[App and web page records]
# # #

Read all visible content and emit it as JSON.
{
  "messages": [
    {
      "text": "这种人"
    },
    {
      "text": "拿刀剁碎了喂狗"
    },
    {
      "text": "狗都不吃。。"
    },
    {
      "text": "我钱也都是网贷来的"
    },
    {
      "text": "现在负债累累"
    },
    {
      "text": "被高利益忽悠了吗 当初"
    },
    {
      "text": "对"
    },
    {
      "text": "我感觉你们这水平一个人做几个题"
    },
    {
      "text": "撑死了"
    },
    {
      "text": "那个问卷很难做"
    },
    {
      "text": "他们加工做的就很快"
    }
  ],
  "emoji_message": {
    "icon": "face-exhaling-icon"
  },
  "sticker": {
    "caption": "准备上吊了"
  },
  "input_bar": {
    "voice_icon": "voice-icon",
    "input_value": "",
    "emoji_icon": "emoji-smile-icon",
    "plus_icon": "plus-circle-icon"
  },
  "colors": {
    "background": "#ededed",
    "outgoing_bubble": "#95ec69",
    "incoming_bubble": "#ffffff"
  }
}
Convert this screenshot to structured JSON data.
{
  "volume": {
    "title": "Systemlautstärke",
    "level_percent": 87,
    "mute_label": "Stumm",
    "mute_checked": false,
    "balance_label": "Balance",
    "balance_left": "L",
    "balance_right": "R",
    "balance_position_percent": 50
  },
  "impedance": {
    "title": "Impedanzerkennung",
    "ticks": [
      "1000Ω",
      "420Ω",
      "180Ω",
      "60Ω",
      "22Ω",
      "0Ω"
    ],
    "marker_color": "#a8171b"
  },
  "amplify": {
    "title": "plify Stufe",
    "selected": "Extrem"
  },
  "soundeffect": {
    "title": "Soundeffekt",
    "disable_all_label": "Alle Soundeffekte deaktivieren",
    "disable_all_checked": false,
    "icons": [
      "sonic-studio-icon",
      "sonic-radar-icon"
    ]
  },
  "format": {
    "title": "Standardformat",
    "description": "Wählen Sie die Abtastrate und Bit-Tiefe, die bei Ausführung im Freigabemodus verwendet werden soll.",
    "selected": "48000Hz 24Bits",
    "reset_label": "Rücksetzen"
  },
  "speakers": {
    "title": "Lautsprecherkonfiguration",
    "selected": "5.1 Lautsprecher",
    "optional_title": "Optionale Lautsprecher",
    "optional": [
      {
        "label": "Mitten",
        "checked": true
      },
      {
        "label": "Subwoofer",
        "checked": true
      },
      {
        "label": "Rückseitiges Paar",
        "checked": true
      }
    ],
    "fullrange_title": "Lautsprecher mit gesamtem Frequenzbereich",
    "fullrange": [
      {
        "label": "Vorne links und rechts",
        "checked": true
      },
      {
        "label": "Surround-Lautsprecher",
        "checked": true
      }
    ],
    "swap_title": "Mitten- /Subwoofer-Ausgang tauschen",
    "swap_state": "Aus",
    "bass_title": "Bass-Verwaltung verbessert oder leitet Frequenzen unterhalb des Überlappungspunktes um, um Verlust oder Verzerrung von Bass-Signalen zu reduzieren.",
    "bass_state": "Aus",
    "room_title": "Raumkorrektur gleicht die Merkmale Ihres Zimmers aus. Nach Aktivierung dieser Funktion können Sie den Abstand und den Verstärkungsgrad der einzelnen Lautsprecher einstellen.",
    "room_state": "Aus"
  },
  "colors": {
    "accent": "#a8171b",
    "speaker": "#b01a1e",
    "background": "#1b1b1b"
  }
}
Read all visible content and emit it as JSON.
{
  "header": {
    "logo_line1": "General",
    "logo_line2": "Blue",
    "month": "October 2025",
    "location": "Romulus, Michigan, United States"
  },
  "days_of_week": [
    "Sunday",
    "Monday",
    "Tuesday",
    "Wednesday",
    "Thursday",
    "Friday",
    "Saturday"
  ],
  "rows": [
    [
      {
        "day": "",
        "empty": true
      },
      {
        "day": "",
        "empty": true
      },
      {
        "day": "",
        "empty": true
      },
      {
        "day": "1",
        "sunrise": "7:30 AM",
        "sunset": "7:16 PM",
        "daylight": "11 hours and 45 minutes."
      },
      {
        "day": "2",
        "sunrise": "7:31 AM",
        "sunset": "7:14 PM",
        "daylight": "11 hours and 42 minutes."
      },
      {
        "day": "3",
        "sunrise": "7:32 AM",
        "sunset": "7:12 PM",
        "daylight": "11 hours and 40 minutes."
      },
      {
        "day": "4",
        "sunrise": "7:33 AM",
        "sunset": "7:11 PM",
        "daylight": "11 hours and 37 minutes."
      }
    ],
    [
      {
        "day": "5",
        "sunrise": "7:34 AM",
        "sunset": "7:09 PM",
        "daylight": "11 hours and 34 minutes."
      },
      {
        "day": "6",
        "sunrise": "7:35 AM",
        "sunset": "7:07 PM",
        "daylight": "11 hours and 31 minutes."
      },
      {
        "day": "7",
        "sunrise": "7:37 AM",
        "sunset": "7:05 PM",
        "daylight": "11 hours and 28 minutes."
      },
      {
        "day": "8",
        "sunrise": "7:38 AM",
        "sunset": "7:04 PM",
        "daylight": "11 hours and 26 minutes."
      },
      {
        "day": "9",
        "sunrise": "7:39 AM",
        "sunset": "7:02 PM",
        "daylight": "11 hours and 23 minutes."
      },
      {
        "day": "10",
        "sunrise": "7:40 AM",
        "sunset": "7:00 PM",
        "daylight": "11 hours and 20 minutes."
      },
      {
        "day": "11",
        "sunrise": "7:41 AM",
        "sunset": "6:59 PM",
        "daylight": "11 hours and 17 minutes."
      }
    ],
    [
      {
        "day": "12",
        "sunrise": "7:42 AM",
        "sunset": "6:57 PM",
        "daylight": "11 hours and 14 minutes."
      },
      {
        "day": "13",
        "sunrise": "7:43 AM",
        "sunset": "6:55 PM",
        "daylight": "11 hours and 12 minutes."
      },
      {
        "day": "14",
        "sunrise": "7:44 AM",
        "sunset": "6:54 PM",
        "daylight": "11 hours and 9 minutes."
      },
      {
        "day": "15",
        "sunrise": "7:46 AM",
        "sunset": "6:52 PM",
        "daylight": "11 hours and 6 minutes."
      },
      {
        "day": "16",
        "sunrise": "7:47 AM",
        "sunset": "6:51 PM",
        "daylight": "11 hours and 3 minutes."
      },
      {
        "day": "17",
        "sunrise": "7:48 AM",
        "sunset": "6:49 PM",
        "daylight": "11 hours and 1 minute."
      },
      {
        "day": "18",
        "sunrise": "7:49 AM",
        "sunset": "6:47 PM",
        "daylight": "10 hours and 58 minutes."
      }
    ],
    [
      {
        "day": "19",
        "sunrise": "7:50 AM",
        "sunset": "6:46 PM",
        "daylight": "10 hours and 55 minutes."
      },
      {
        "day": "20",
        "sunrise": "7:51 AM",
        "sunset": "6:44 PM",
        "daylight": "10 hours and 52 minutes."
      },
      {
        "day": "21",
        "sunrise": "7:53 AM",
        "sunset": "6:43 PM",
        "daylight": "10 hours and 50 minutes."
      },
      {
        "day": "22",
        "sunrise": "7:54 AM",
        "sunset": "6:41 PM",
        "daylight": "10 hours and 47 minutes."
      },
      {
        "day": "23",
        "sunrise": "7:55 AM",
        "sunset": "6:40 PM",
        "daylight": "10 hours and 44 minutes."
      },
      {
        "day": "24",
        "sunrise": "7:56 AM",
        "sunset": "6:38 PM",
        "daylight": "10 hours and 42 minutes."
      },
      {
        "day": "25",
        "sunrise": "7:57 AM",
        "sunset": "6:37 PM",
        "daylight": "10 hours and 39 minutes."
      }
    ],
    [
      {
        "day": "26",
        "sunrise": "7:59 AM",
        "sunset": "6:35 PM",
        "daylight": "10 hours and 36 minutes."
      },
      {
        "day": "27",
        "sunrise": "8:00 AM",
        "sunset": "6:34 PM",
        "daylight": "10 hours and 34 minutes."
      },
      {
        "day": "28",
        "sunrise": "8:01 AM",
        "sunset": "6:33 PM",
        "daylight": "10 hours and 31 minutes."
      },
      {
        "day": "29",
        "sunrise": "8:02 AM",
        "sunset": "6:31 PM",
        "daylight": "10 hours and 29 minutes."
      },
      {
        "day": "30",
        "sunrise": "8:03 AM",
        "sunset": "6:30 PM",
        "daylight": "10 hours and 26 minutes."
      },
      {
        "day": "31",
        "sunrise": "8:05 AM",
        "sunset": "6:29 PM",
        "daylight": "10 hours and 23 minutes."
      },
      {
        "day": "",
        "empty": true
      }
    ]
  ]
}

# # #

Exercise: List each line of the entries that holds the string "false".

Response for this exercise:
    "mute_checked": false,
    "disable_all_checked": false,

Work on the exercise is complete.